WORK INSTRUCTIONS:
Keyword search on "this": report each line of the records that contains it.

PROVIDED DATA:
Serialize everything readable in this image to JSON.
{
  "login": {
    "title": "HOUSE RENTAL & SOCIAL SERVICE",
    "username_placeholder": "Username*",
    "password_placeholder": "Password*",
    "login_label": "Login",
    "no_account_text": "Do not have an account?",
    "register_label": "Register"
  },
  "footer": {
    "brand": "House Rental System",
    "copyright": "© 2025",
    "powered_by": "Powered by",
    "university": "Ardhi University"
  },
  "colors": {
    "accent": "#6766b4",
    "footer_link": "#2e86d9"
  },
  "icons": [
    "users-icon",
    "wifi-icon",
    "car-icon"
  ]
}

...

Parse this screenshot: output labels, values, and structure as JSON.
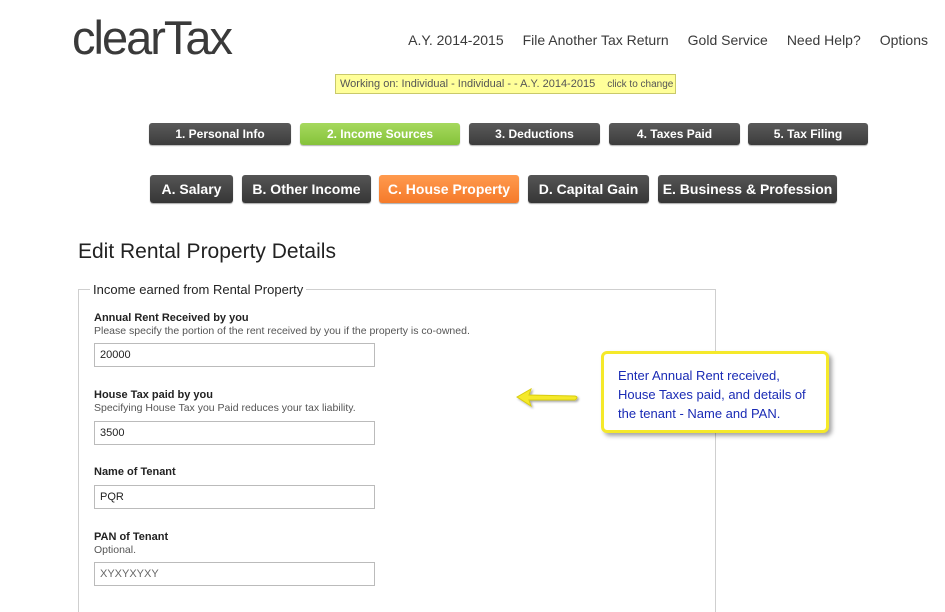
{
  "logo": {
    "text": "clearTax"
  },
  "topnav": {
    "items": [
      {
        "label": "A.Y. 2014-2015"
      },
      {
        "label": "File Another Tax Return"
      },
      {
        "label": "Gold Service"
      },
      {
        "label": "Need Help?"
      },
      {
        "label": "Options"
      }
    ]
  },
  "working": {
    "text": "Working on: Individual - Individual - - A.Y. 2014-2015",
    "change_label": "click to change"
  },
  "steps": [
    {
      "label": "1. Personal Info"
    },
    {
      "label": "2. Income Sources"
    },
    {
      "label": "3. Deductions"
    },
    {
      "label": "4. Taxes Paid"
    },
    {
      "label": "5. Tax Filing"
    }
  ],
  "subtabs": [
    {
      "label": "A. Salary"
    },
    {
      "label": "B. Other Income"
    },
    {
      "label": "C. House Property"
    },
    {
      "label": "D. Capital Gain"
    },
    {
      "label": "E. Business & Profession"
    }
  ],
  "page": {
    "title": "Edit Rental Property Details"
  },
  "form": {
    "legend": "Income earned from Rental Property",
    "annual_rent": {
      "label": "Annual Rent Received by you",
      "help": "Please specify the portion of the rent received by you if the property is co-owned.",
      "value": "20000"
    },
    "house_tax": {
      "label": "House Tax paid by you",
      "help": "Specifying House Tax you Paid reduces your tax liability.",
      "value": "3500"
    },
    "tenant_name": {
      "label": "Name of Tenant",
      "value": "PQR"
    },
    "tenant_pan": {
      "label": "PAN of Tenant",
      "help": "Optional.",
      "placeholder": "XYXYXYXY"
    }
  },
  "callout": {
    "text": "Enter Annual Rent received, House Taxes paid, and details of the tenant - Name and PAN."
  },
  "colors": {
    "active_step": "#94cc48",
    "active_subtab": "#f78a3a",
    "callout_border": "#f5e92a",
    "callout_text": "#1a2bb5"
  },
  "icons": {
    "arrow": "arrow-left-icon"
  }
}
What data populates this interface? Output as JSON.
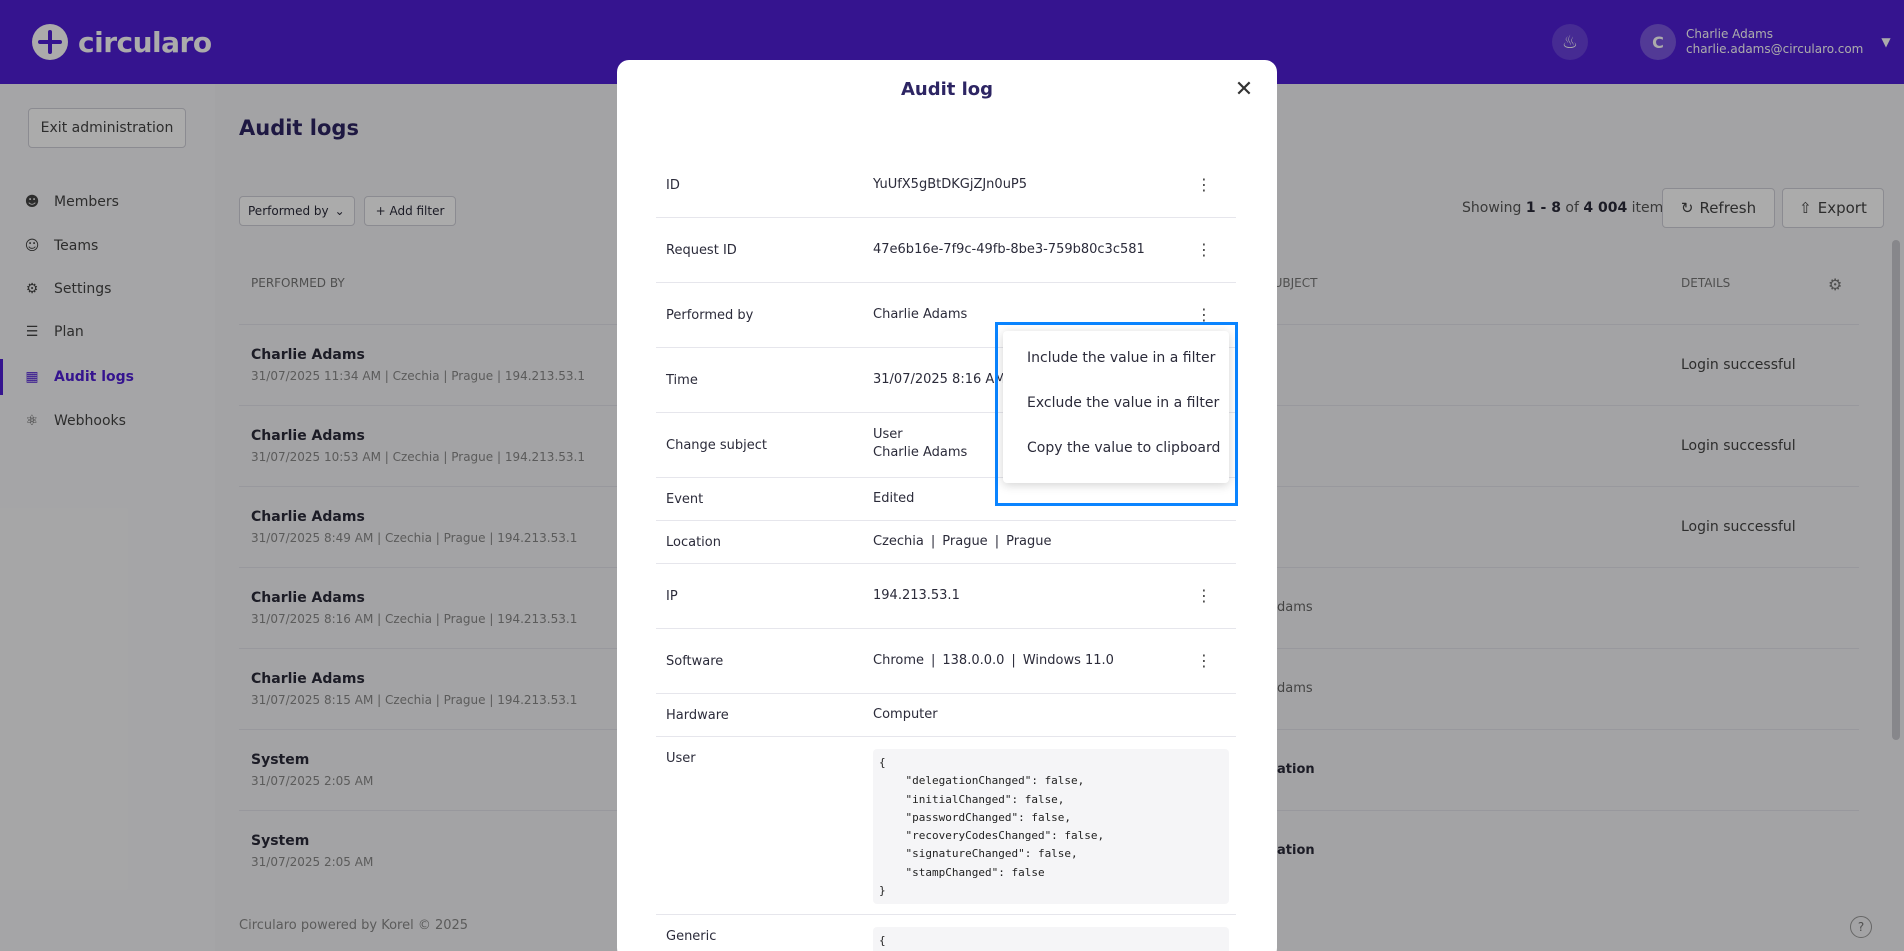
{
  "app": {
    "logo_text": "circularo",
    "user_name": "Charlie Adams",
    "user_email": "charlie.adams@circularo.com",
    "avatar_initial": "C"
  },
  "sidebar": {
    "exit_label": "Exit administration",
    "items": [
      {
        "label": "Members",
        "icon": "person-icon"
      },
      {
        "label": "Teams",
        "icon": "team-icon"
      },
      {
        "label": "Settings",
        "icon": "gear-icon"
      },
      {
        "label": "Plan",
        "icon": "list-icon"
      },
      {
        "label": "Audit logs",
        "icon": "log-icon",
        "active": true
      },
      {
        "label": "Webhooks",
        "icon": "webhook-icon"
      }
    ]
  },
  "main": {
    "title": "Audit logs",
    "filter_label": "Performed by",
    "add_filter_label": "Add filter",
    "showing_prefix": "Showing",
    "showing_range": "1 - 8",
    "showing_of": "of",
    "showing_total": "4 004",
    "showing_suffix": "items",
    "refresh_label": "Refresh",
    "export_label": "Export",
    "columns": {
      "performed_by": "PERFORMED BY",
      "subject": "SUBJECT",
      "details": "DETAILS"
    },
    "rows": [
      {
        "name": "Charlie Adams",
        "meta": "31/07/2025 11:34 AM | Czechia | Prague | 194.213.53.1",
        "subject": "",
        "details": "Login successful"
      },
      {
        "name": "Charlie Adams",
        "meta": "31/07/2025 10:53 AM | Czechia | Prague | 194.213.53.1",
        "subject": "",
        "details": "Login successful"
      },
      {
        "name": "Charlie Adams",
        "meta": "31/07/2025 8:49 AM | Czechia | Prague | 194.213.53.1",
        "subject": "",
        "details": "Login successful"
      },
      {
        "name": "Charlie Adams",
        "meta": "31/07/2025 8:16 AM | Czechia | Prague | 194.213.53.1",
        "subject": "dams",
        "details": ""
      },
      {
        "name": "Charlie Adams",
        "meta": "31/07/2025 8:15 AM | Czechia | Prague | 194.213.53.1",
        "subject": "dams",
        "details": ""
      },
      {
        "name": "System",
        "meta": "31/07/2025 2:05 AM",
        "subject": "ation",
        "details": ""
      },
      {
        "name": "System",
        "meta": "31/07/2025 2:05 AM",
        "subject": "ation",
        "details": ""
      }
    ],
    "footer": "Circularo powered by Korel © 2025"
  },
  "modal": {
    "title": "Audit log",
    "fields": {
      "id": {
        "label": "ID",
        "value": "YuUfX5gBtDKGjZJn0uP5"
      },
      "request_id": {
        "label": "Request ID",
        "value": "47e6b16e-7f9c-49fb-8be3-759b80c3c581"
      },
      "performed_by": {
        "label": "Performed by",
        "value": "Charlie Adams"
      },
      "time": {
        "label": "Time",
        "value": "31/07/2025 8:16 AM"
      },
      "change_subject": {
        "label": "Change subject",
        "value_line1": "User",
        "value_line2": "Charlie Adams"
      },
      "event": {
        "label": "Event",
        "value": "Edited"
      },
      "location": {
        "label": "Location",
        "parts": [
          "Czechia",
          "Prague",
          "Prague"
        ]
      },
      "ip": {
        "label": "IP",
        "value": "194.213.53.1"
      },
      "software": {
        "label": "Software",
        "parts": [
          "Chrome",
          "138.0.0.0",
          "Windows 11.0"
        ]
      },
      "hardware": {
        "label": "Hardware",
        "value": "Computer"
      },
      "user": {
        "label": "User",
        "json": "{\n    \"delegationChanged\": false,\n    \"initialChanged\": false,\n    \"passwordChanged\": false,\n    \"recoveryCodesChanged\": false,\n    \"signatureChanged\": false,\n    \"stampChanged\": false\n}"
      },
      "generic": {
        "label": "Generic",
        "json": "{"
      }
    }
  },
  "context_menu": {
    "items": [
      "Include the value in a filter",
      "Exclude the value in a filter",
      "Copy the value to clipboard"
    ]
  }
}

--

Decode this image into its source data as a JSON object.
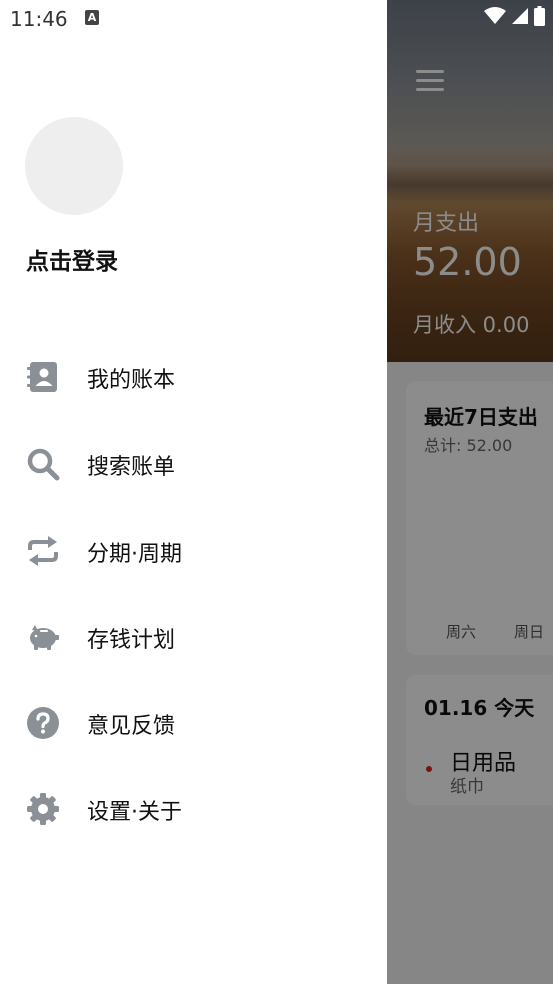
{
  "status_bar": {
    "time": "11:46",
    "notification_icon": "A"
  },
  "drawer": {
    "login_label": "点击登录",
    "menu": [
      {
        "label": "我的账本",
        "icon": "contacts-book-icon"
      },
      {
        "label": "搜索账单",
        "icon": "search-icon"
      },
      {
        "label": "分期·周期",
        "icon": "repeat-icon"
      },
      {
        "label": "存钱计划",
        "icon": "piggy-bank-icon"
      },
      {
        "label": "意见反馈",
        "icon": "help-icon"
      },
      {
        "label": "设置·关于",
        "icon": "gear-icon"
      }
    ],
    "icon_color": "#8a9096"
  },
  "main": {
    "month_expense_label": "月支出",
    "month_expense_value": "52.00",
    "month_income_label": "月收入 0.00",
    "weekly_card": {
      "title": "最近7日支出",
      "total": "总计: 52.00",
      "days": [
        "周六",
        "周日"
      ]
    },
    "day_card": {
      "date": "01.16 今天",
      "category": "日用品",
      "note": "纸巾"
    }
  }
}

EXERCISE OUTPUT:
Serialize everything readable in this image to JSON.
Parse this screenshot: output labels, values, and structure as JSON.
What data populates this interface? Output as JSON.
Decode this image into its source data as a JSON object.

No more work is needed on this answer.